Money never made a fool of anybody; it just shows ‘em up.
Frank McKinney Hubbard
Farming, much like any other business, is all about the ins and outs of the money. Without the money, there would be no business. Friday morning we hit the road to make (take in) some money so we could spend (put out). Simple as that sounds; that is the way business works.
My Hero was back at our scrap pile early before I pulled myself out of bed. I could see him back there loading metal. My first thought was that all the pretty pieces of metal back there that we had collected would be gone. We had both thought that someday, we would make some of those unusually shaped pieces of old machinery into something beautiful. That has always been a dream, to create beautiful art from nothing.
The farm lifestyle tends to take your days, your weeks and before you know it years, leading to decades away. I guess any job that you have tends to take your time away. Before you know it, time is left behind and you missed those opportunities.
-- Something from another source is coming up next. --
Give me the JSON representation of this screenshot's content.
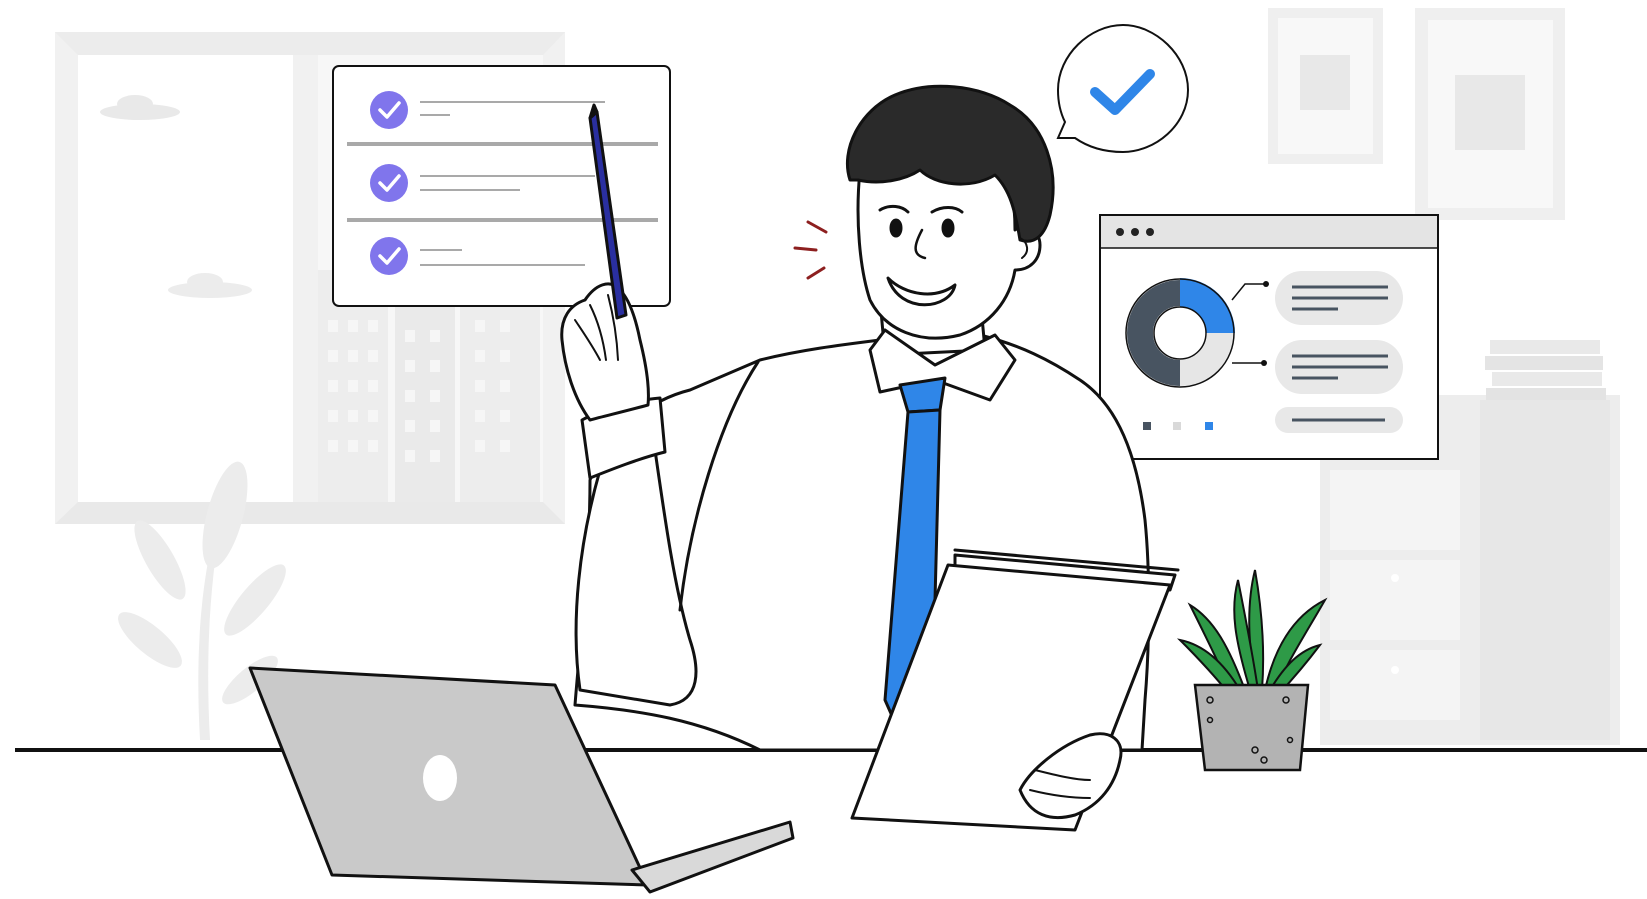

The imagined amazing pieces of your very own art project were now to head to the scrap dealer, to generate money. Honestly, it does not hurt to clear out your
art supplies I mean junk before it gets out of control, anyway.
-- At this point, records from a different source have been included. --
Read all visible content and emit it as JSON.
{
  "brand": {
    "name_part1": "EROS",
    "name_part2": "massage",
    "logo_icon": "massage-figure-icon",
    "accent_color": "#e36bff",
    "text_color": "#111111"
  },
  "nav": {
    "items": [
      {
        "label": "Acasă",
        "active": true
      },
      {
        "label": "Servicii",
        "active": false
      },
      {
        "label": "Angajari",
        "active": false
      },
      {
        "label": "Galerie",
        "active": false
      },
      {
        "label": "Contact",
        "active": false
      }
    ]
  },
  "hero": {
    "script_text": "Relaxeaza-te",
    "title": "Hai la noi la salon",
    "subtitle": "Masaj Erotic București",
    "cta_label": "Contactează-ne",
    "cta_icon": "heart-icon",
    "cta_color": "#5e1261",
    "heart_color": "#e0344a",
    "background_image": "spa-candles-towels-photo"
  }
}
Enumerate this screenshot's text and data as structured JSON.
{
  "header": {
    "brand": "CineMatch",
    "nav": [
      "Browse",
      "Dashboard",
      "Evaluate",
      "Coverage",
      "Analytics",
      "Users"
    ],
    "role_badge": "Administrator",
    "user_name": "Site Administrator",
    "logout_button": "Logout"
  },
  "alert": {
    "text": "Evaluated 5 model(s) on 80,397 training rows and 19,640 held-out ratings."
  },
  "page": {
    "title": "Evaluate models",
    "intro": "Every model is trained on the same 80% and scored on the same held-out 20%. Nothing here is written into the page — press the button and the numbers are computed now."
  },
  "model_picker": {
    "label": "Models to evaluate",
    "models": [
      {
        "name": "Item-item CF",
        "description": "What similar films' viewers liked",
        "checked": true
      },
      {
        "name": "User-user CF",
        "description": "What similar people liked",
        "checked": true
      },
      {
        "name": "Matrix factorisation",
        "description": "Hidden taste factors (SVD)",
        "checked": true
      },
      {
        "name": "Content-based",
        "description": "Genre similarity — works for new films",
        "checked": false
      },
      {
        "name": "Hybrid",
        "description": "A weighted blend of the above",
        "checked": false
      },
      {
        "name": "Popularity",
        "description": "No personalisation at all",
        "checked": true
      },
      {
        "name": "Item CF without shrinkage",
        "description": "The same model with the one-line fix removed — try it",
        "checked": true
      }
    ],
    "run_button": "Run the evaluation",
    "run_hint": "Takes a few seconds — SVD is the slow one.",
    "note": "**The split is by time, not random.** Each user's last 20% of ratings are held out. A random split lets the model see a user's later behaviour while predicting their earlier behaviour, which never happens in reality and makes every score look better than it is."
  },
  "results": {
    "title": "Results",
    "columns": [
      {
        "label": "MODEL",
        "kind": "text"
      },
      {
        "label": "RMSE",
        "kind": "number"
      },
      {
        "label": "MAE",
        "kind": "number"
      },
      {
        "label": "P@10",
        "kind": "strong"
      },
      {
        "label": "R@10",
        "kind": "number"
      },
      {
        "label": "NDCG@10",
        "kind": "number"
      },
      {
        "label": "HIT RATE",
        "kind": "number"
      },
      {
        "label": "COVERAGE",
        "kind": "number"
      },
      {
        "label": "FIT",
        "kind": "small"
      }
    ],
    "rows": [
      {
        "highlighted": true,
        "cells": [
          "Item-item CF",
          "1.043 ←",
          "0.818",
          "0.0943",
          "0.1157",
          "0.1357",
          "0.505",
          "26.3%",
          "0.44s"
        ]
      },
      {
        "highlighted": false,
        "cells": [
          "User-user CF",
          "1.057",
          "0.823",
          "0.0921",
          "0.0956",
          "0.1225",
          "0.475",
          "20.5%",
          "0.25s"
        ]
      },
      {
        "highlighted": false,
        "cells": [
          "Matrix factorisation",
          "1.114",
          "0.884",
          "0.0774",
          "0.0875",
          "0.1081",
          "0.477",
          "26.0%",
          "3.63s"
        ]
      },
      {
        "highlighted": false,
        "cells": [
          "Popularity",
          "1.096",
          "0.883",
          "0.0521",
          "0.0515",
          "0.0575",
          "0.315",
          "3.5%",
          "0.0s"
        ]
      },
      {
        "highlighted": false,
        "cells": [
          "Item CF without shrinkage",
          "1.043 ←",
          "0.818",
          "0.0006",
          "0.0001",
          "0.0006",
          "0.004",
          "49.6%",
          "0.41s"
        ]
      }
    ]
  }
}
Our scrap pile has always fascinated me. With the old machinery parts and bits of manufactured parts and metal, it has always stimulated my imagination. A big cog wheel that operated a key piece of machinery which has not been seen for decades or possibly a century was heaped in the pile. The coils, springs and shoes off the newer machinery were now all mixed together.
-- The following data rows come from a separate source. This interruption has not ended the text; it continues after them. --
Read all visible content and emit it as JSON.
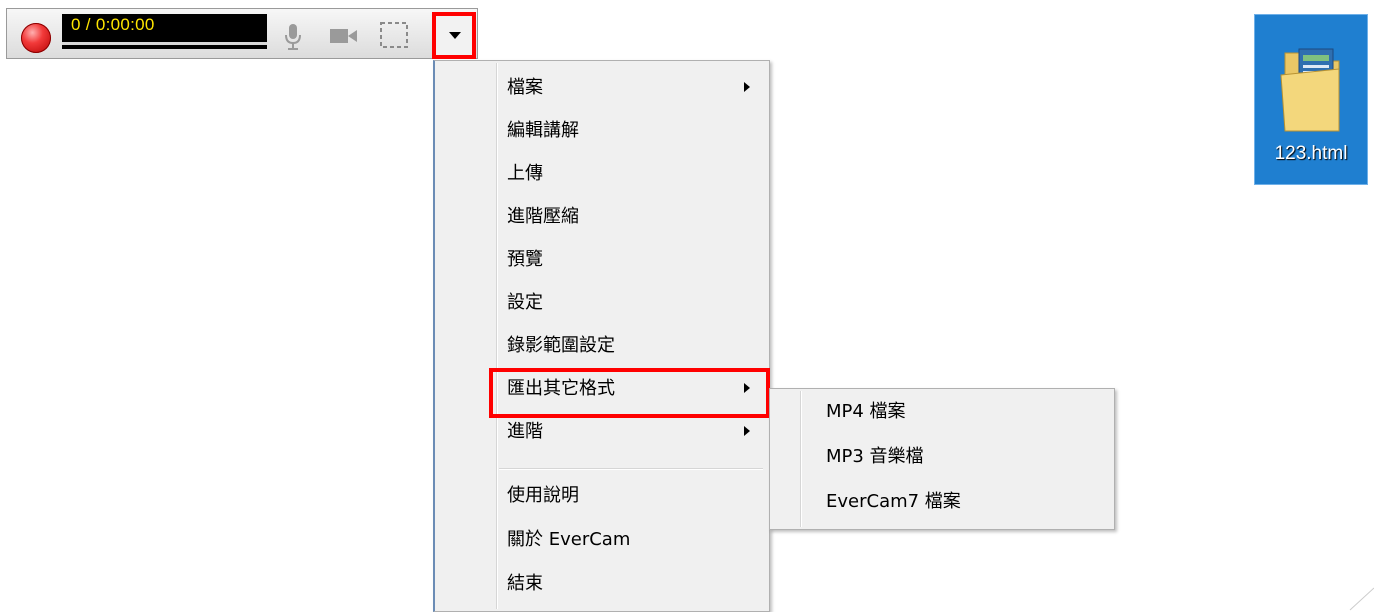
{
  "toolbar": {
    "time": "0 / 0:00:00",
    "icons": [
      "record-icon",
      "microphone-icon",
      "camera-icon",
      "region-select-icon",
      "dropdown-arrow-icon"
    ]
  },
  "menu": {
    "items": [
      {
        "label": "檔案",
        "has_submenu": true
      },
      {
        "label": "編輯講解",
        "has_submenu": false
      },
      {
        "label": "上傳",
        "has_submenu": false
      },
      {
        "label": "進階壓縮",
        "has_submenu": false
      },
      {
        "label": "預覽",
        "has_submenu": false
      },
      {
        "label": "設定",
        "has_submenu": false
      },
      {
        "label": "錄影範圍設定",
        "has_submenu": false
      },
      {
        "label": "匯出其它格式",
        "has_submenu": true,
        "highlighted": true
      },
      {
        "label": "進階",
        "has_submenu": true
      },
      {
        "label": "使用說明",
        "has_submenu": false
      },
      {
        "label": "關於 EverCam",
        "has_submenu": false
      },
      {
        "label": "結束",
        "has_submenu": false
      }
    ]
  },
  "submenu": {
    "items": [
      {
        "label": "MP4 檔案"
      },
      {
        "label": "MP3 音樂檔"
      },
      {
        "label": "EverCam7 檔案"
      }
    ]
  },
  "desktop_icon": {
    "label": "123.html",
    "icon": "folder-icon"
  },
  "colors": {
    "highlight": "#ff0000",
    "time_text": "#ffe600",
    "desktop_icon_bg": "#1f7fd0",
    "menu_bg": "#f0f0f0"
  }
}
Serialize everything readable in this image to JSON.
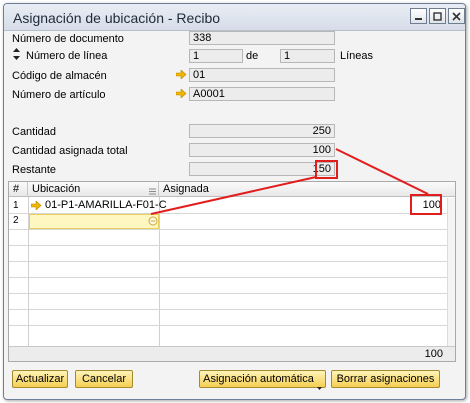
{
  "window": {
    "title": "Asignación de ubicación - Recibo"
  },
  "header": {
    "document_number_label": "Número de documento",
    "document_number": "338",
    "line_number_label": "Número de línea",
    "line_current": "1",
    "line_of": "de",
    "line_total": "1",
    "lines_label": "Líneas",
    "warehouse_label": "Código de almacén",
    "warehouse_code": "01",
    "item_label": "Número de artículo",
    "item_code": "A0001"
  },
  "quantities": {
    "quantity_label": "Cantidad",
    "quantity": "250",
    "assigned_total_label": "Cantidad asignada total",
    "assigned_total": "100",
    "remaining_label": "Restante",
    "remaining": "150"
  },
  "grid": {
    "columns": [
      "#",
      "Ubicación",
      "Asignada"
    ],
    "rows": [
      {
        "num": "1",
        "location": "01-P1-AMARILLA-F01-C",
        "assigned": "100"
      },
      {
        "num": "2",
        "location": "",
        "assigned": ""
      }
    ],
    "footer_total": "100"
  },
  "buttons": {
    "update": "Actualizar",
    "cancel": "Cancelar",
    "auto_assign": "Asignación automática",
    "clear_assign": "Borrar asignaciones"
  },
  "colors": {
    "highlight": "#e11d1d",
    "button_gold": "#f5cf52",
    "link_arrow": "#f2b500",
    "row_select": "#fff7c2"
  }
}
There were rusty bolts, pieces of wire fence, and a bucket full of used sheer bolts that had broken in the round baler. The kitchen sink was also at the bottom of the pile loaded into the truck before I hiked back. Quick as that, it had been destined to go to the scrap pile and I had no part in the decision making. Yes, My Hero is very wise. I tend to take things back out, to once again dream of my art projects. Always a dreamer, I suppose. Some of the stuff that I saw tucked under the huge pile had been picked out of a truck and put back into the dream pile many times over the years. It was time to face reality. That dream was a bust in the making, long ago.
I popped into the truck after we tied it all down. We headed to town. To see a load of scrap drive through our little town is not an odd sight for the residents. We actually passed a couple of other trucks which were now empty. I wondered if their art dream had been traded for cash too.
At the scrap yard, you first weigh the truck loaded. On the way out, (after someone sweated away ten pounds because she had brought her gloves to help) you weigh it again, to get the difference. The difference would be so much a pound in cash. The bucket of copper had already been taken out. It is worth more, so you do not want to mix it.
Before 9, we had made $264. I have to say it was easier money for me since I only helped unload it. My Hero had loaded and unloaded it. I just whine more, I suppose.
When we pulled back into our yard back home our cows were all watching the septic tank guy pump out our septic tank. The man was excited to have such an audience. Yes, the ins and outs of money happen that fast. That cost $259.90 we had cleared a profit of $4.10 and we still have not agreed on how to spend it.